Executive Vice Presidentjudy Keller for proposals 2012

 

A United State Senate Judiciary Committee recently addressed IRS oversight of partisan political activity by tax-exempt organizations.

The move is recognition that the current definitions and rules governing partisan political activity are unclear.

Advocacy is permissible for any 501(c)(3) and political activity is permissible for certain tax-exempt organizations, but many do not engage in the activities because they are either afraid of running afoul of the rules or simply do not have the capacity to investigate and implement successful advocacy functions. By avoiding advocacy, nonprofits miss huge opportunities to further their missions and engage in meaningful educational programs with community leaders.

There should be no confusion regarding the difference between permissible nonpartisan activities undertaken by charitable organizations to encourage civic participation, and partisan political activities aimed at influencing the outcome of elections. The IRS should issue clear definitions of political activity that applies across all tax-exempt categories and protects the vital voice of tax-exempt organizations in civic engagement efforts that benefit and sustain communities and strengthen our democratic society.

An organization is free to educate its members about candidates’ statements regarding their issues (with valid citations, of course) but it cannot issue a call to action suggesting for whom those members should vote.

Unambiguous standards are needed so nonprofit organizations can confidently educate the public and advocate for their missions and clients served. Civic organizations should give full voice to their issues and preserve their important advocacy role. Their full engagement within the

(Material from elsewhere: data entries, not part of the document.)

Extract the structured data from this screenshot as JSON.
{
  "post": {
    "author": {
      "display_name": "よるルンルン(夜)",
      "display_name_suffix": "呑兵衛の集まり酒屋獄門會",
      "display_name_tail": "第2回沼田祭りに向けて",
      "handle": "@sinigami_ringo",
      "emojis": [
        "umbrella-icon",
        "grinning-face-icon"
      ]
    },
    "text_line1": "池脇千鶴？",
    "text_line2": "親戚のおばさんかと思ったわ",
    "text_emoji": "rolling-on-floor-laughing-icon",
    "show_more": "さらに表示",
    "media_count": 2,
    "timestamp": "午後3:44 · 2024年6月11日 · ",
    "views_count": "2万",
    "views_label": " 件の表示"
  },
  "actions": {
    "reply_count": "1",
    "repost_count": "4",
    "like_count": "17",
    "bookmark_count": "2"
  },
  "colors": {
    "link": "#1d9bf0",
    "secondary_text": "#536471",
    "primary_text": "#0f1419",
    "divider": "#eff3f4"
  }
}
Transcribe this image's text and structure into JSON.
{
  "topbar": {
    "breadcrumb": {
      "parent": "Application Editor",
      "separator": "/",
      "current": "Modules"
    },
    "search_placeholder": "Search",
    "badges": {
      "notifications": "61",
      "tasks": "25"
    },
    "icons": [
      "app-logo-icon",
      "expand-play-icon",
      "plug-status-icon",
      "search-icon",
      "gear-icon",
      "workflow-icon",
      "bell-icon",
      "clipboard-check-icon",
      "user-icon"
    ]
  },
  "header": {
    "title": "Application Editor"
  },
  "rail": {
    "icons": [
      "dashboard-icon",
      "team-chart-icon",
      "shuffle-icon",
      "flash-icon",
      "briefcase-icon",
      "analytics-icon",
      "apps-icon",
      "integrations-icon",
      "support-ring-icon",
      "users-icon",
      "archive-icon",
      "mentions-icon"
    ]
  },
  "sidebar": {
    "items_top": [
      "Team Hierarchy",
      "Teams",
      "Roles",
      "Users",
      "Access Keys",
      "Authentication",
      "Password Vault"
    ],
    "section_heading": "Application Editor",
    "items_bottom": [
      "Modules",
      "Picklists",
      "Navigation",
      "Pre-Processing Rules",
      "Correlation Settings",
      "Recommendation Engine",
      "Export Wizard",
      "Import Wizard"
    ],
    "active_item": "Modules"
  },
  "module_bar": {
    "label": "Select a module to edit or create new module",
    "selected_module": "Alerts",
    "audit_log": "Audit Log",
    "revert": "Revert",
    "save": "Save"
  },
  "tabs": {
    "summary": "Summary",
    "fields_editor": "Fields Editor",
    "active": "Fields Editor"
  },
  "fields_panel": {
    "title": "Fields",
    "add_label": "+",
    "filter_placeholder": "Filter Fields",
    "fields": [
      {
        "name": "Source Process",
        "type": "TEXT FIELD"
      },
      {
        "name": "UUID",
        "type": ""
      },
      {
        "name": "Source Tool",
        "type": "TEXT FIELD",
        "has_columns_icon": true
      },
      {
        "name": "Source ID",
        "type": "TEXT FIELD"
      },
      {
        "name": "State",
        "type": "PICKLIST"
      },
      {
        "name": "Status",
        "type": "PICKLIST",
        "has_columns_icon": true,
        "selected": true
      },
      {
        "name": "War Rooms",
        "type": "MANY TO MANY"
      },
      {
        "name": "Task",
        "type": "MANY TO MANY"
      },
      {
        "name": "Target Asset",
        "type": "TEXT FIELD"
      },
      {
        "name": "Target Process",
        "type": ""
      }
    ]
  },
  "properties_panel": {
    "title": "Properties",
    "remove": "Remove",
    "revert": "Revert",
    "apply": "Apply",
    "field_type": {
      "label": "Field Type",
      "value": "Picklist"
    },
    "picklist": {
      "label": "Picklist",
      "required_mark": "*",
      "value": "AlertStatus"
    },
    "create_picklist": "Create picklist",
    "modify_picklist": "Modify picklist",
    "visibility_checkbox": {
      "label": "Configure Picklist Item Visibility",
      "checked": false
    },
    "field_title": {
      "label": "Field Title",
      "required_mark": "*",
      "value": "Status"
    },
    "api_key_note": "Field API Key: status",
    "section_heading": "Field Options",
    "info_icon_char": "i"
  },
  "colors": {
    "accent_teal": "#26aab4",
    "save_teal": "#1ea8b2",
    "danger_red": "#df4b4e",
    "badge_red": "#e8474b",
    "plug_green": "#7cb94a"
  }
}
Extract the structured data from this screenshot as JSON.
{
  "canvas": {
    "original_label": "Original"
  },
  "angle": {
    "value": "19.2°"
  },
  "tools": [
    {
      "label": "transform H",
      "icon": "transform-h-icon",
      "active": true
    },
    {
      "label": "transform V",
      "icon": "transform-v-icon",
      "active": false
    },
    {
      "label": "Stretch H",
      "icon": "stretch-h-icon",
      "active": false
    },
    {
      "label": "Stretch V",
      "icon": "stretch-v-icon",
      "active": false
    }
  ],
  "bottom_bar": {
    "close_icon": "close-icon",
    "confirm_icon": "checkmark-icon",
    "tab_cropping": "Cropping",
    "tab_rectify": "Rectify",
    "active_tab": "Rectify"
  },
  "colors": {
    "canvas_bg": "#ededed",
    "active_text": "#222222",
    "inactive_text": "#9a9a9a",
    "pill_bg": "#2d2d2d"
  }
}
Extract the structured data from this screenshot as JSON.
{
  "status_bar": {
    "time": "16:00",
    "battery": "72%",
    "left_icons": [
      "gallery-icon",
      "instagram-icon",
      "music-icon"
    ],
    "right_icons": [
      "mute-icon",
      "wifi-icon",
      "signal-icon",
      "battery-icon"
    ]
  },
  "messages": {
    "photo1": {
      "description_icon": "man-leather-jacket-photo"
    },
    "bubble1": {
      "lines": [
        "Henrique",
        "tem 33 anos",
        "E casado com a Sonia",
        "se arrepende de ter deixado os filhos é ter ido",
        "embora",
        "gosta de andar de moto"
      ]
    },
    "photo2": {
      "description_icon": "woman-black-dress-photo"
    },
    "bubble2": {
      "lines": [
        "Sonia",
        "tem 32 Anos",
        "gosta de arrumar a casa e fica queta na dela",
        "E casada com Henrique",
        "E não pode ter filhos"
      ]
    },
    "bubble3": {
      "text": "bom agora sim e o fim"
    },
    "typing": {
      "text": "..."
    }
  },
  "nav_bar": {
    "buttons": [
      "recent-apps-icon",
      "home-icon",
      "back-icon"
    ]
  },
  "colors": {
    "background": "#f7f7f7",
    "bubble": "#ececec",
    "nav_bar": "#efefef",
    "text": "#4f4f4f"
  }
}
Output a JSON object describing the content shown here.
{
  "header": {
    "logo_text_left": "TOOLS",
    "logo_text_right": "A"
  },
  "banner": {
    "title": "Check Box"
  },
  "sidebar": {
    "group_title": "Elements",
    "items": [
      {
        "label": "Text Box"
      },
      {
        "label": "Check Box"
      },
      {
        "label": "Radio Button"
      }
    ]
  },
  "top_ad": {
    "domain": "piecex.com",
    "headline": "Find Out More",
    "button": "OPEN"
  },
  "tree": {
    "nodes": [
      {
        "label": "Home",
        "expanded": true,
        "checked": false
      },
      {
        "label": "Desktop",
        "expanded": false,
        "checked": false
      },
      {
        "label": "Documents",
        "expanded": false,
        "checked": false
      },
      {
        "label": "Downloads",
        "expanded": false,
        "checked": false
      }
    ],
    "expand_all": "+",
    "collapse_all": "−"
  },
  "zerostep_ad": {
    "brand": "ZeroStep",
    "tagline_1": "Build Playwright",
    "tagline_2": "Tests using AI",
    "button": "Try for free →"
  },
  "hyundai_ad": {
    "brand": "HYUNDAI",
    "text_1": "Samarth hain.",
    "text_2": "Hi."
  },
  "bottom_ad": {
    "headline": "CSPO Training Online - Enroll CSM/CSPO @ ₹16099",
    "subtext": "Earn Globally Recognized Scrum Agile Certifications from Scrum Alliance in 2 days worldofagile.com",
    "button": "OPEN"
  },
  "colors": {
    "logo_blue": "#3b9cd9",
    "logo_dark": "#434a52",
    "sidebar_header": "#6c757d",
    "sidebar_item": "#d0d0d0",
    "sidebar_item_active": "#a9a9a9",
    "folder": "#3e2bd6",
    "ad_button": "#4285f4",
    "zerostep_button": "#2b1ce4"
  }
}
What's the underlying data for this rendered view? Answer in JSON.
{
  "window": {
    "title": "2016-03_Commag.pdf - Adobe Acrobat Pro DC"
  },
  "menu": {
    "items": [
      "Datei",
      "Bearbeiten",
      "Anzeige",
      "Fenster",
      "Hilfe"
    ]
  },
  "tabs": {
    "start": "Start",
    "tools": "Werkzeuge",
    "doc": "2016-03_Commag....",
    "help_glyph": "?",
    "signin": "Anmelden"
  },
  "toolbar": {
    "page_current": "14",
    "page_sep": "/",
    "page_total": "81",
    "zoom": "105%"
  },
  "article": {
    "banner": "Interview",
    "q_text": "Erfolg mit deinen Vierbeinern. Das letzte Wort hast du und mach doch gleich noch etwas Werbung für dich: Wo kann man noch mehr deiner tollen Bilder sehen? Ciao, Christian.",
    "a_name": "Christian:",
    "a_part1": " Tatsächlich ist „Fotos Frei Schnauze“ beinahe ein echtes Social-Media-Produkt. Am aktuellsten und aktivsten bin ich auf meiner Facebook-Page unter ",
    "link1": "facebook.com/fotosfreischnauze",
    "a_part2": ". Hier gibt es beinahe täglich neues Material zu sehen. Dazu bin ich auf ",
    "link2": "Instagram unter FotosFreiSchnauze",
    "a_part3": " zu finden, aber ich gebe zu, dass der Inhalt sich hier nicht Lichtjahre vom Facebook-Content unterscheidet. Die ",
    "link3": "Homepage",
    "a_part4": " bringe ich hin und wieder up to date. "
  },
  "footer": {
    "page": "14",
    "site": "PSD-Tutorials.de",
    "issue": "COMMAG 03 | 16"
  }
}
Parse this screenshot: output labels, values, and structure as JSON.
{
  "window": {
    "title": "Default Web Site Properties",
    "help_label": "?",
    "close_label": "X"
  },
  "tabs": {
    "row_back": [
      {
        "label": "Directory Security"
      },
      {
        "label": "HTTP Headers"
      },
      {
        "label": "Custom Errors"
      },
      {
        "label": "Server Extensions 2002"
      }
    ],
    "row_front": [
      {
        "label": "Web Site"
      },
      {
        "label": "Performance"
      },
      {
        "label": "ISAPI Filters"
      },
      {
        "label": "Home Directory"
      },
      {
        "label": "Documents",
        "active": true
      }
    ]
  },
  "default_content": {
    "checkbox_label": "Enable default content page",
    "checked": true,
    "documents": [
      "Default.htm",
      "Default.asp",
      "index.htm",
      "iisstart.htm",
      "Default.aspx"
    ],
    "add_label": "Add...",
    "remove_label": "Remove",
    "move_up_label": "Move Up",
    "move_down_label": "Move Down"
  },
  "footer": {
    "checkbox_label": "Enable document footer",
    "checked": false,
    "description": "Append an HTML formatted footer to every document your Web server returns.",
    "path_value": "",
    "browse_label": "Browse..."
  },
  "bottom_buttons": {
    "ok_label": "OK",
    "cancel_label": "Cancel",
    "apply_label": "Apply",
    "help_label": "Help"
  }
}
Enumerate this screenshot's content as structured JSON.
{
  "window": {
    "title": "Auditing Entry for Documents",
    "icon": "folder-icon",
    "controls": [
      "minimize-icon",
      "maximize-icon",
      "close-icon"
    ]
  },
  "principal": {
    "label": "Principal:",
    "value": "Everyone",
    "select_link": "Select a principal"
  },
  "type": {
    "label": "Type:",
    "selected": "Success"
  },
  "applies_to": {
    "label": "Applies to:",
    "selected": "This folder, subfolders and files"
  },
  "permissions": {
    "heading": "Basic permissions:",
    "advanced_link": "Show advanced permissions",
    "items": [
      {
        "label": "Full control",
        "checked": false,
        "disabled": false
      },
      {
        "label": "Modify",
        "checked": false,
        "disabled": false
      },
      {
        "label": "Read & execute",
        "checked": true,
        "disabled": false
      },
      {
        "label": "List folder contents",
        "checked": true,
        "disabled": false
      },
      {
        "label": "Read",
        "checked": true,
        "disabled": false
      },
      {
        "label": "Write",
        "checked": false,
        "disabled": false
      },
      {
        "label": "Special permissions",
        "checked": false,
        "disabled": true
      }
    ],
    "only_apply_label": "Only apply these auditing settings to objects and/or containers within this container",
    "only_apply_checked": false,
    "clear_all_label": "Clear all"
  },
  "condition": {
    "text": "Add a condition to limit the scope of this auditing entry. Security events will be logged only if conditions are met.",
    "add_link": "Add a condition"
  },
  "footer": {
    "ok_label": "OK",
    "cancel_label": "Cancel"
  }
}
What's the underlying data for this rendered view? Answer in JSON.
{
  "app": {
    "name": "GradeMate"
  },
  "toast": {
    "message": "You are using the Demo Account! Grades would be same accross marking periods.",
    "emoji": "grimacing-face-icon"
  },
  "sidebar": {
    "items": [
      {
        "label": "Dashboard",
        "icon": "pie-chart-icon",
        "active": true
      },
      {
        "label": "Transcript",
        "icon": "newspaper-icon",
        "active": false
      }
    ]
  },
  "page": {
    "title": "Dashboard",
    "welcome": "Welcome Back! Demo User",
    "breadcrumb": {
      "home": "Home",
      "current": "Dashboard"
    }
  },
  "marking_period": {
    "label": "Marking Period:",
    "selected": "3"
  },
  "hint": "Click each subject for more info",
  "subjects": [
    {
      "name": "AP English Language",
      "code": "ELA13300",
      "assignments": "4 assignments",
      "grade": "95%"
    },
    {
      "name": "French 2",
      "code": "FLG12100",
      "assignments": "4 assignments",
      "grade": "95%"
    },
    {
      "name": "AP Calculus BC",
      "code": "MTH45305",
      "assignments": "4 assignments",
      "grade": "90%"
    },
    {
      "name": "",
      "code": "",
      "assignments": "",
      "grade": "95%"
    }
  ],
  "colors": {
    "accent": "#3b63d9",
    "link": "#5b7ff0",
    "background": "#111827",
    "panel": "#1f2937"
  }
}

It is promising to see both the IRS and the Senate Judiciary subcommittee address the topic. But nonprofits need to do their part as well. It is our responsibility as leaders in philanthropy to participate and actively engage with our elected officials regarding these critical issues. Our elected officials need our active involvement and expertise in helping them maneuver through the maze of policy options.